DATA FOR REVIEW:
▽
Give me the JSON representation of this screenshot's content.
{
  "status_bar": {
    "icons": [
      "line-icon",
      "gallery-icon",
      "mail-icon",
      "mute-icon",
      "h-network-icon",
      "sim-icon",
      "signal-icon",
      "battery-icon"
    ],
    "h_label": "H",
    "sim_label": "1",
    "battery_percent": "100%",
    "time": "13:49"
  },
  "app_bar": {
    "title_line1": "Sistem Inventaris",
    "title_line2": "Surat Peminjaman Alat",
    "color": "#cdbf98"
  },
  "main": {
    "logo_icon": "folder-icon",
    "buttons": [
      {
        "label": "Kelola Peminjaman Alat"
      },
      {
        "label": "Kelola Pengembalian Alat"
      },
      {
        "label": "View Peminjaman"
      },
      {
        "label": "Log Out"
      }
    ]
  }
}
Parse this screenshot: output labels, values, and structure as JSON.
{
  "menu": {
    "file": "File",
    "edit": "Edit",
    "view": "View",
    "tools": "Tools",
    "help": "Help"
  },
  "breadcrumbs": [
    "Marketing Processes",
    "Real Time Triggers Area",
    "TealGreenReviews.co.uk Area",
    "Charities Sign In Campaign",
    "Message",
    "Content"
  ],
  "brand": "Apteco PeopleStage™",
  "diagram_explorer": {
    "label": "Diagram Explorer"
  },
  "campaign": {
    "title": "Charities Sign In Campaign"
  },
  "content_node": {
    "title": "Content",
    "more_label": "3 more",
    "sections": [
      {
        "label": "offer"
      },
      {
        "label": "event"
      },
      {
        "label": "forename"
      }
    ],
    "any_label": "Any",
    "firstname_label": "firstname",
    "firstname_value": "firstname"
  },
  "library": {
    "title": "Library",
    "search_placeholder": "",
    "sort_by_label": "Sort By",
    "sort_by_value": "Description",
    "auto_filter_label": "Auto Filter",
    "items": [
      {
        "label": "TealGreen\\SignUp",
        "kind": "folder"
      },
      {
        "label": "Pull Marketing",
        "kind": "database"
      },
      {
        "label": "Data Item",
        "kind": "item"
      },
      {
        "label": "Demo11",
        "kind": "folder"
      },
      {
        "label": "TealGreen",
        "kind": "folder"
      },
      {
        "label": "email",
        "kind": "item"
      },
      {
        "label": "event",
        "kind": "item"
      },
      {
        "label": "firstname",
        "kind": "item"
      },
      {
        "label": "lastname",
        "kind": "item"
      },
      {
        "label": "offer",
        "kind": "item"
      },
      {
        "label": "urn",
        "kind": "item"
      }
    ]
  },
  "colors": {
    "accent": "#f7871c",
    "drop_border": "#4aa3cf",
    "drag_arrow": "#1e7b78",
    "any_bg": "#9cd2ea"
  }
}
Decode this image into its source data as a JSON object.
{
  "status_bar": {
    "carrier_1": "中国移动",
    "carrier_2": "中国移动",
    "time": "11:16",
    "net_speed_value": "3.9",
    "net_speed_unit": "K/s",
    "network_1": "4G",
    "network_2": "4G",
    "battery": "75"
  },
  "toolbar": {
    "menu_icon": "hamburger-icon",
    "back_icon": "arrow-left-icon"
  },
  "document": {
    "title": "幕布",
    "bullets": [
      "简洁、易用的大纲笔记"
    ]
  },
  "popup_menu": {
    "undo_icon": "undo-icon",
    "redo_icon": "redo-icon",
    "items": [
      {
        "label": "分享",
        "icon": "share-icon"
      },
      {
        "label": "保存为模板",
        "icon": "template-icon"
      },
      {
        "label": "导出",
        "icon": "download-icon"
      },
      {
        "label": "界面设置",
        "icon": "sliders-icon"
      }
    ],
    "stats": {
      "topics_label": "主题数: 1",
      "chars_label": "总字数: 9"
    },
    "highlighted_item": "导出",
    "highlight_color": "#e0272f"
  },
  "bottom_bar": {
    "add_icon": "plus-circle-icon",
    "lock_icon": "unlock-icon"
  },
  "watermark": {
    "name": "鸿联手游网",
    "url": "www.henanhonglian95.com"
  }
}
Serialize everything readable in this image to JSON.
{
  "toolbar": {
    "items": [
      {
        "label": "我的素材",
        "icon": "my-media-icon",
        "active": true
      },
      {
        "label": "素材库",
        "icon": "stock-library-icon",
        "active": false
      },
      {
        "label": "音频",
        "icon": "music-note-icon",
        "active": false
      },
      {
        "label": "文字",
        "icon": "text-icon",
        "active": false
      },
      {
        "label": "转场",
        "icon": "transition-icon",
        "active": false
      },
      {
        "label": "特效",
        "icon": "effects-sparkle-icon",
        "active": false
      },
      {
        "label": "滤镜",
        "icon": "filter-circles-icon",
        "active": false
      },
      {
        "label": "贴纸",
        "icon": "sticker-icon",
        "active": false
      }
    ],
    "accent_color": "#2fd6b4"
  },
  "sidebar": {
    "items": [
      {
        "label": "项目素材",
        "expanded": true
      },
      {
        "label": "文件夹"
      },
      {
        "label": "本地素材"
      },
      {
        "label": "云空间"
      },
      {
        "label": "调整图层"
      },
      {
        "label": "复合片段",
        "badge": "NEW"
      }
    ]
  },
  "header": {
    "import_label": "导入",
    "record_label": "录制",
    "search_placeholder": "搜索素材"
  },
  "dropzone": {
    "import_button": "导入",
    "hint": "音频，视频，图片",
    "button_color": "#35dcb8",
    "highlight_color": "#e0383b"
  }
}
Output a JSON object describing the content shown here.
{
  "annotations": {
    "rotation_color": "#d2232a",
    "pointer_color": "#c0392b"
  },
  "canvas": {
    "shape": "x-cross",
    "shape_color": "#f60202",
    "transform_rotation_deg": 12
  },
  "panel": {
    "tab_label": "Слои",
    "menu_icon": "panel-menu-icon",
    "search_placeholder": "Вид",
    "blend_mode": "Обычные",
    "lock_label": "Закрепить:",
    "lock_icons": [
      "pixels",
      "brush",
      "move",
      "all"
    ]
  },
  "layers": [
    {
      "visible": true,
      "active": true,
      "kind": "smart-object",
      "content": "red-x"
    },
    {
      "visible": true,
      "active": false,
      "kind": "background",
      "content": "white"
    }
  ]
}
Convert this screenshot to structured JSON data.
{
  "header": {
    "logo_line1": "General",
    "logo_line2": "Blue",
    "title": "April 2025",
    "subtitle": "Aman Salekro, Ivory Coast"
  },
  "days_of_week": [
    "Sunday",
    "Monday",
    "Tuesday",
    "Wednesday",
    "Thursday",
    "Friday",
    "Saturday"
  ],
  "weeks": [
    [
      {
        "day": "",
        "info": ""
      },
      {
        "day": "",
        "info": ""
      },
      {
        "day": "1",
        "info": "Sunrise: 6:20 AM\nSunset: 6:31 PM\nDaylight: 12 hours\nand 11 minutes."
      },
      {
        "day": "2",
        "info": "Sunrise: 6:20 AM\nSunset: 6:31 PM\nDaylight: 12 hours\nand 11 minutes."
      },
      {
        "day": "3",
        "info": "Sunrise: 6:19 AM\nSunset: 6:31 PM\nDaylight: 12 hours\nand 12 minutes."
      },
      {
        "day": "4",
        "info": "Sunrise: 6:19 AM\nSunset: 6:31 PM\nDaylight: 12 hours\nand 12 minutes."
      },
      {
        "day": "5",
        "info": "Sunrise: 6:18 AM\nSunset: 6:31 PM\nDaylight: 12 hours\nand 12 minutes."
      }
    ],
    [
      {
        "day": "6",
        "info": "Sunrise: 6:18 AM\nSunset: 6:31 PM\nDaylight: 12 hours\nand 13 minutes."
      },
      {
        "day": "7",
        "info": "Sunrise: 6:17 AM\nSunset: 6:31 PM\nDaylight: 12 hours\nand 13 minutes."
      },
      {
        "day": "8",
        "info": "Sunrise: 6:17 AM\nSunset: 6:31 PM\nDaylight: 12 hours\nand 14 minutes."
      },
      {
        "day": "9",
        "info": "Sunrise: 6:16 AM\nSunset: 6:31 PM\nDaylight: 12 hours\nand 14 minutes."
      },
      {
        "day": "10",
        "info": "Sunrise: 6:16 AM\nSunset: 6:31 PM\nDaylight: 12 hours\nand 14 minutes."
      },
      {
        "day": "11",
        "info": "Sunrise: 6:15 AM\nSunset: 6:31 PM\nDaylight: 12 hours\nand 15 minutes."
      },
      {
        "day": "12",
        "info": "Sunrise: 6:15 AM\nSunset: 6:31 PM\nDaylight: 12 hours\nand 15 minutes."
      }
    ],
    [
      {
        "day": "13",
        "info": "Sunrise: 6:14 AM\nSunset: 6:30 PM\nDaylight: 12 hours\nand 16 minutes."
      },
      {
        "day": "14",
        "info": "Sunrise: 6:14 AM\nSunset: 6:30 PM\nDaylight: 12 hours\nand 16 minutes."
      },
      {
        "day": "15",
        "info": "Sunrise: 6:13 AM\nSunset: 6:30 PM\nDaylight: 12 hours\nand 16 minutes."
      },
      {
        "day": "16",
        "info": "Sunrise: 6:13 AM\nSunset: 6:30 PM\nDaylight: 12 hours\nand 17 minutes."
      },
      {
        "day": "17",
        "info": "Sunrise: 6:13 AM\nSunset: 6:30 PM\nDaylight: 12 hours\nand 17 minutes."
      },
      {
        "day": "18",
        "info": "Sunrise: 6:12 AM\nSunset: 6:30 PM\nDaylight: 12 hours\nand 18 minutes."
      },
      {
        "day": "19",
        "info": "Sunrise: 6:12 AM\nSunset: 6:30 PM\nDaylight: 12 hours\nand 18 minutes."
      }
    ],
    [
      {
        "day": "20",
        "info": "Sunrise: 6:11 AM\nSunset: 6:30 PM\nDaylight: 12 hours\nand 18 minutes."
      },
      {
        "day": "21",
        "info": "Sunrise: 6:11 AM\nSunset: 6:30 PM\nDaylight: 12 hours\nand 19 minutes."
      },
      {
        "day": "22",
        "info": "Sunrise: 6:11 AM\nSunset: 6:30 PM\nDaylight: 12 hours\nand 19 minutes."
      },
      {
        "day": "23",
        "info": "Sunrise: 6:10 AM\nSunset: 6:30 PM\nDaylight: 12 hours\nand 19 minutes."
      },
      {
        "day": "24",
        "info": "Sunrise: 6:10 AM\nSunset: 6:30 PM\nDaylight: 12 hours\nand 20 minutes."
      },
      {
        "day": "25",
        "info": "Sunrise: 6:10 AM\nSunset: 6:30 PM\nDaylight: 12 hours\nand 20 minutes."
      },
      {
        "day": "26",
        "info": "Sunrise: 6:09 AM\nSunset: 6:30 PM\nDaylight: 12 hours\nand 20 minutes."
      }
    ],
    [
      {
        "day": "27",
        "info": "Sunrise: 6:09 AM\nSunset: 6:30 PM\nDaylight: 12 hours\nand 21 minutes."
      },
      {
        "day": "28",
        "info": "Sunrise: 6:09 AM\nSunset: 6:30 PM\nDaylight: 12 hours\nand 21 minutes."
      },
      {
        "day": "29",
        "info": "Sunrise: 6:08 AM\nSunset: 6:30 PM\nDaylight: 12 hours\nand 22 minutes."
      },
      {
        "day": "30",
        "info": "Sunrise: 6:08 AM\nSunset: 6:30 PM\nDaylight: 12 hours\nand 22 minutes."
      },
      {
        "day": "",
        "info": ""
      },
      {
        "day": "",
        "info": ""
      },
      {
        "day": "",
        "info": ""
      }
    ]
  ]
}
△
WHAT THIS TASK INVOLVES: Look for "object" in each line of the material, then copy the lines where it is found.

RESULT:
Decode this image into its source data as a JSON object.
Output a JSON object describing the content shown here.
      "kind": "smart-object",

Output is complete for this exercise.